#### Data shown
##############################

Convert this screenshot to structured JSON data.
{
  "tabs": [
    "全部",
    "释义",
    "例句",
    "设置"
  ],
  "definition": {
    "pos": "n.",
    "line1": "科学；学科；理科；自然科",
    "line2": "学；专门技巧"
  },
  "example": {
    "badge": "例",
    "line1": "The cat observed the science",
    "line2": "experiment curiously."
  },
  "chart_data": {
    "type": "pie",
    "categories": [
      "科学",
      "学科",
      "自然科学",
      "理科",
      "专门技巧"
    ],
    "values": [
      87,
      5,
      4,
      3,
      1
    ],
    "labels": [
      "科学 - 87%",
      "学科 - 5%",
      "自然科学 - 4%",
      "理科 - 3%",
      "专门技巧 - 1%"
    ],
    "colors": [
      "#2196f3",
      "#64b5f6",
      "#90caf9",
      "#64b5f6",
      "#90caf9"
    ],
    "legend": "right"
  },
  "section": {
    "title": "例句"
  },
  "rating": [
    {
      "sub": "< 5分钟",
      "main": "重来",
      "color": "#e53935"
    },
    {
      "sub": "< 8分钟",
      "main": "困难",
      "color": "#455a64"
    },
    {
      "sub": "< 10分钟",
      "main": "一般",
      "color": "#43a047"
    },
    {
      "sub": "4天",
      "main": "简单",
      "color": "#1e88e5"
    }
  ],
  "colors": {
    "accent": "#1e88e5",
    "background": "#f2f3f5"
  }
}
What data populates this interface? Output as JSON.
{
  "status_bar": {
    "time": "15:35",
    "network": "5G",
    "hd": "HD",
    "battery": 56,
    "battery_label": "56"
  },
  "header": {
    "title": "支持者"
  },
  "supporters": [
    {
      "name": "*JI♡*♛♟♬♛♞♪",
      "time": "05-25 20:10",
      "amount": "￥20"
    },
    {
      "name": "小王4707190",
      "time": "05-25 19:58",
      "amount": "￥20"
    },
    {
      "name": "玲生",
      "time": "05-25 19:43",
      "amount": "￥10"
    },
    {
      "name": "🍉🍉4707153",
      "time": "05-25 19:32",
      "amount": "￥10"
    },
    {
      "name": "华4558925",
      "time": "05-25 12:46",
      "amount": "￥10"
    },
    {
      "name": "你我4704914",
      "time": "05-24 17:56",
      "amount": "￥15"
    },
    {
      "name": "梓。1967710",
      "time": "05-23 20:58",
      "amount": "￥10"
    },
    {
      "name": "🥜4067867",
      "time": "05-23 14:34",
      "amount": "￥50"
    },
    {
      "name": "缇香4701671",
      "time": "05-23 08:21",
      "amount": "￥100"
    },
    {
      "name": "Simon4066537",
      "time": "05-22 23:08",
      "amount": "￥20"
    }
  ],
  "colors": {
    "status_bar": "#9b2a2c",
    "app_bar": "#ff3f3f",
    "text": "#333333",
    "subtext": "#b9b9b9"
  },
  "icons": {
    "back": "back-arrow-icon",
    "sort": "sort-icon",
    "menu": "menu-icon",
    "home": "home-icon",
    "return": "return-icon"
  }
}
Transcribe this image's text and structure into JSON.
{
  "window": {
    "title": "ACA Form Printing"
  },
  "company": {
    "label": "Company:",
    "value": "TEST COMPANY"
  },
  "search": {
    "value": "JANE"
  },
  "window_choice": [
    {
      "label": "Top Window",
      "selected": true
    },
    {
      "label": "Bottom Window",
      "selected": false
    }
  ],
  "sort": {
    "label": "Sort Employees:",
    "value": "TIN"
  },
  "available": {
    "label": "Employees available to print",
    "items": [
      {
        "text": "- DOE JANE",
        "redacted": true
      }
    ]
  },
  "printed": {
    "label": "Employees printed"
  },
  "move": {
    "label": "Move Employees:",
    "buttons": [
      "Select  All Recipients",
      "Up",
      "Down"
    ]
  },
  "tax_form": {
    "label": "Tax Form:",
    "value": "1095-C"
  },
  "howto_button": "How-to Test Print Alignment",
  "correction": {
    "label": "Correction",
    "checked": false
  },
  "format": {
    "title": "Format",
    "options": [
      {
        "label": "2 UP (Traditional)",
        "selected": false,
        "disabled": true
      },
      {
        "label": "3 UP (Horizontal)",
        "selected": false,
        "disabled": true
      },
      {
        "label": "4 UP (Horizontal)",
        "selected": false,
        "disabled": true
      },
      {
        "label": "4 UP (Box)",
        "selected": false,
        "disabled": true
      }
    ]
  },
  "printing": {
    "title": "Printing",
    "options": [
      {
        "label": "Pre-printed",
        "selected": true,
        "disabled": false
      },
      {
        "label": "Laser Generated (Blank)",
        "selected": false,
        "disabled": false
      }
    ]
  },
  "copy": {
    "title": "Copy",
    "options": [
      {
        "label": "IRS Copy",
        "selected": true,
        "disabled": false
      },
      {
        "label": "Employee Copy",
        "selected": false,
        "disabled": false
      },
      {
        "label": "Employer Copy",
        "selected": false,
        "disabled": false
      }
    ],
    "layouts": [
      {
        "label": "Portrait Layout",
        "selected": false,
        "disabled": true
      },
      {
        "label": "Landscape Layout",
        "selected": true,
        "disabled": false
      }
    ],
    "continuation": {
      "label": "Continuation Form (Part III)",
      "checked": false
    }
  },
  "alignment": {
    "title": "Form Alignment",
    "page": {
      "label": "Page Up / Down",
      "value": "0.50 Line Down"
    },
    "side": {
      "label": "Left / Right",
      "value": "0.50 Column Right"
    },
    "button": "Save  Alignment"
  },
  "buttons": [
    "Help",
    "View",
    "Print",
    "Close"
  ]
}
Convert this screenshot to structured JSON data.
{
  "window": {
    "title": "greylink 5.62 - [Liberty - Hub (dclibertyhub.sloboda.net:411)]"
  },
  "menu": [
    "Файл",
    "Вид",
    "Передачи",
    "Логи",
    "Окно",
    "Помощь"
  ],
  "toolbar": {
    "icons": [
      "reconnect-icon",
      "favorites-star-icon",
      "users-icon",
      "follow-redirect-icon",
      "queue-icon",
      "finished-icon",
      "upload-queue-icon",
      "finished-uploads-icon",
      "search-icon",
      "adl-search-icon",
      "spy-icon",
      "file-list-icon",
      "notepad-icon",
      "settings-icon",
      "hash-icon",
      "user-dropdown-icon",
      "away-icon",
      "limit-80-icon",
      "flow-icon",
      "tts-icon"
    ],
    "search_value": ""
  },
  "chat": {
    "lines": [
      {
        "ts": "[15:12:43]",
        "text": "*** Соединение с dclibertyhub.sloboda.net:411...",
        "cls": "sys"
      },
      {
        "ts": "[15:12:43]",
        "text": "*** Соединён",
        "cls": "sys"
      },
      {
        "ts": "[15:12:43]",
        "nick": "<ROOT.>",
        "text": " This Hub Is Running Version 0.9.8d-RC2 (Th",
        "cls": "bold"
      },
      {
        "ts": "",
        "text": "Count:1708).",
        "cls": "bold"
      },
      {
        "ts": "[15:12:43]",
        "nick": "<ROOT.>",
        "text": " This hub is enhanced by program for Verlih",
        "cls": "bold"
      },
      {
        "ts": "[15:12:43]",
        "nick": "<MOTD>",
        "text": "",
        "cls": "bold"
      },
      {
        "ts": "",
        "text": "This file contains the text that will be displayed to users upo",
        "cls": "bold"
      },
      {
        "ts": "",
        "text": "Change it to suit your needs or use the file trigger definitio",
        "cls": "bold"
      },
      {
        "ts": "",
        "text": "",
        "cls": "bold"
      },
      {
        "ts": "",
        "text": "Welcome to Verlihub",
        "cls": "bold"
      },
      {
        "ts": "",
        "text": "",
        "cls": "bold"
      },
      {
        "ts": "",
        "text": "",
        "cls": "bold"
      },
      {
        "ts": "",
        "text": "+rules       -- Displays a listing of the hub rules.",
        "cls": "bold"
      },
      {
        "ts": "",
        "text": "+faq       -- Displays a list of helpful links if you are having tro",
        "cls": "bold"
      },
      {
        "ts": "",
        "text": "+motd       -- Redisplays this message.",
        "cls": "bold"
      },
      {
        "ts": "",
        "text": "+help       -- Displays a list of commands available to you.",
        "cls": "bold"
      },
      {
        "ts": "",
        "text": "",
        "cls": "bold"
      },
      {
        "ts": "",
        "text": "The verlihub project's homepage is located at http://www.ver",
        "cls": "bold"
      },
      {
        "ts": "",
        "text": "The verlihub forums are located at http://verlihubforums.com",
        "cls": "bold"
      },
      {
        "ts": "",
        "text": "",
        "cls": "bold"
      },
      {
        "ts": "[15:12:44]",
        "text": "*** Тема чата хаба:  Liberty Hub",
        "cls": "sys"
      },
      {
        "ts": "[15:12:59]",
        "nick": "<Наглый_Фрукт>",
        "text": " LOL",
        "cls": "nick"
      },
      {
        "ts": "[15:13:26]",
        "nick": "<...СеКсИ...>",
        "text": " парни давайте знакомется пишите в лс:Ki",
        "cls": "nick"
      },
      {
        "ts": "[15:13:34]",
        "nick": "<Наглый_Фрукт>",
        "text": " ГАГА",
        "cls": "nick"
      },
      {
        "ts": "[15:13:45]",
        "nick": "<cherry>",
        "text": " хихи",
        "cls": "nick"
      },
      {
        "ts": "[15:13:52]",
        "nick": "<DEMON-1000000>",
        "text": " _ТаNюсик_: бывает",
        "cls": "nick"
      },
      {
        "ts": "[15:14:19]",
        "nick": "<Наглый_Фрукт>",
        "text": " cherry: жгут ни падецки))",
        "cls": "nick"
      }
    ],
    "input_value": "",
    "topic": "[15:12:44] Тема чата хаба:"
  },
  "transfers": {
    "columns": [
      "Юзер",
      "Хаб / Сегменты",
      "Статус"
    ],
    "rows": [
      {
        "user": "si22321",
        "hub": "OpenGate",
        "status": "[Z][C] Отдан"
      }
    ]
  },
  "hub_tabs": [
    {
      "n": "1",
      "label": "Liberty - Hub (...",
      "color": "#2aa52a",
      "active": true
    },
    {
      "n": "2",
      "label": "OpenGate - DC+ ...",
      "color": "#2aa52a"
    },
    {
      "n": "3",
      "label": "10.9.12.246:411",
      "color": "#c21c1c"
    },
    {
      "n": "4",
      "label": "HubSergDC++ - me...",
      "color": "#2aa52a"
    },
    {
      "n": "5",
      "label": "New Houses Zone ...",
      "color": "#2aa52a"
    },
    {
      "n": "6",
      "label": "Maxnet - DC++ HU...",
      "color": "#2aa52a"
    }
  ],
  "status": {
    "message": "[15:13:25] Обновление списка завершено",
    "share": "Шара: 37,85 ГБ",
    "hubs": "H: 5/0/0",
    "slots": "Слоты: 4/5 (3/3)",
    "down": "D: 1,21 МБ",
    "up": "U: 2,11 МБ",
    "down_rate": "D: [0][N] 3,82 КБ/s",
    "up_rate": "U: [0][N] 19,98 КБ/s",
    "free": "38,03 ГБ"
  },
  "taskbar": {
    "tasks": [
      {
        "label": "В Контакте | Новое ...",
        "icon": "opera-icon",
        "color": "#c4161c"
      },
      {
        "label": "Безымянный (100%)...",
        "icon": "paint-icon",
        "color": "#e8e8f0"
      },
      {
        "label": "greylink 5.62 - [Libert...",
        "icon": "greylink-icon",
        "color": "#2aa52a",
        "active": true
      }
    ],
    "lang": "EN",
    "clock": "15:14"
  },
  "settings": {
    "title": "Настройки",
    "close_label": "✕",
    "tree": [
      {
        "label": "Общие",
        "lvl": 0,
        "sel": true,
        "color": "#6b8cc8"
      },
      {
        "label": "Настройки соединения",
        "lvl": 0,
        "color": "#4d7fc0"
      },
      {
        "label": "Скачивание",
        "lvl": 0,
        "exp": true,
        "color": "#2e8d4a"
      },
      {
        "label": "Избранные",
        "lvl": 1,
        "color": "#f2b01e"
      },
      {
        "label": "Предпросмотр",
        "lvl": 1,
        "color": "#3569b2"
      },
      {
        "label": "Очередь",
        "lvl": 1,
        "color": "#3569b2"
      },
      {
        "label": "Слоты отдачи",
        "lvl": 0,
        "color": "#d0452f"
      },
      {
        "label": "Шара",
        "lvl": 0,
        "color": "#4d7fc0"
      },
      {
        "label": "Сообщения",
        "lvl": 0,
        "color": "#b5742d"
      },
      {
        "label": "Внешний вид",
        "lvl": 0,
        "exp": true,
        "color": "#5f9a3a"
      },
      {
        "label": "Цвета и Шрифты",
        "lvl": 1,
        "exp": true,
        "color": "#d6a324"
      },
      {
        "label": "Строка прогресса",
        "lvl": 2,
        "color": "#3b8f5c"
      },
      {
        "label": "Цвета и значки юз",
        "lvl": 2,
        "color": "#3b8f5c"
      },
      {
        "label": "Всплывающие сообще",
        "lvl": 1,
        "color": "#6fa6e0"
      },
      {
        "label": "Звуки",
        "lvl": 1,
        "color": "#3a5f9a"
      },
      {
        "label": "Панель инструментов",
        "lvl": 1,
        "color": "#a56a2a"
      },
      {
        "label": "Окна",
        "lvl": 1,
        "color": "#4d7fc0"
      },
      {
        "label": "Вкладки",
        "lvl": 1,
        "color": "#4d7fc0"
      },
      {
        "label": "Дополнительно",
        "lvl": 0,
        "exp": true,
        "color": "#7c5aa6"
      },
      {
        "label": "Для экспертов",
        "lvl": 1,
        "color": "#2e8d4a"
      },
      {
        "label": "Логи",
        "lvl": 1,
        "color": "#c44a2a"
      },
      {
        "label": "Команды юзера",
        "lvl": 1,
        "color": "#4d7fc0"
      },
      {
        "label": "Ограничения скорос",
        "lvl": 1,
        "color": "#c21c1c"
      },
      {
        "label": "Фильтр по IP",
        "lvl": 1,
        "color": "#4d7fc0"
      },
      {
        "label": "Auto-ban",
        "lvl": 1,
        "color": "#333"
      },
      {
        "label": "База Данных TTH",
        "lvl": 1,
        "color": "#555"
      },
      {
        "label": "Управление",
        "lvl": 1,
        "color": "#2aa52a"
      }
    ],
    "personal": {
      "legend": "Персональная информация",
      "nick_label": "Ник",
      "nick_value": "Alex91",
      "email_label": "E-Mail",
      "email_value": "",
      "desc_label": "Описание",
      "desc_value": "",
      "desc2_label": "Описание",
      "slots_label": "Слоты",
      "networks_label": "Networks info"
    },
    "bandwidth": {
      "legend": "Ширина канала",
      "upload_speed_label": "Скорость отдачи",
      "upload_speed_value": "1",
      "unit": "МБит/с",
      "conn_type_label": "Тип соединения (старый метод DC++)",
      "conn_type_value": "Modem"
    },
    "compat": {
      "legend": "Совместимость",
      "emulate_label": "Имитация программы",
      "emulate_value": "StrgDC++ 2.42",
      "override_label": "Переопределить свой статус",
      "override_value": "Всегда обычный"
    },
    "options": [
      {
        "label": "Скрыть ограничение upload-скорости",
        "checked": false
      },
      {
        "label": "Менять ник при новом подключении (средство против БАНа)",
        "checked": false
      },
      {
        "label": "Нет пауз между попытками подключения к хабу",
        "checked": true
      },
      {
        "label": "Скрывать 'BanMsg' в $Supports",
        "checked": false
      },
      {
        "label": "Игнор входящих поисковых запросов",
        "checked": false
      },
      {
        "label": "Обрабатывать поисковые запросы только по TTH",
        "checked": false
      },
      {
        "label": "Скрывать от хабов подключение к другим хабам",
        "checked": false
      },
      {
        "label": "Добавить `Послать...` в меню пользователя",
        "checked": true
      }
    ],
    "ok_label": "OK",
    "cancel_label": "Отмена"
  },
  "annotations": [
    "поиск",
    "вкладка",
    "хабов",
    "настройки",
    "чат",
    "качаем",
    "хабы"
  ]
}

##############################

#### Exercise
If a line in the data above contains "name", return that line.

#### Finished exercise
      "name": "*JI♡*♛♟♬♛♞♪",
      "name": "小王4707190",
      "name": "玲生",
      "name": "🍉🍉4707153",
      "name": "华4558925",
      "name": "你我4704914",
      "name": "梓。1967710",
      "name": "🥜4067867",
      "name": "缇香4701671",
      "name": "Simon4066537",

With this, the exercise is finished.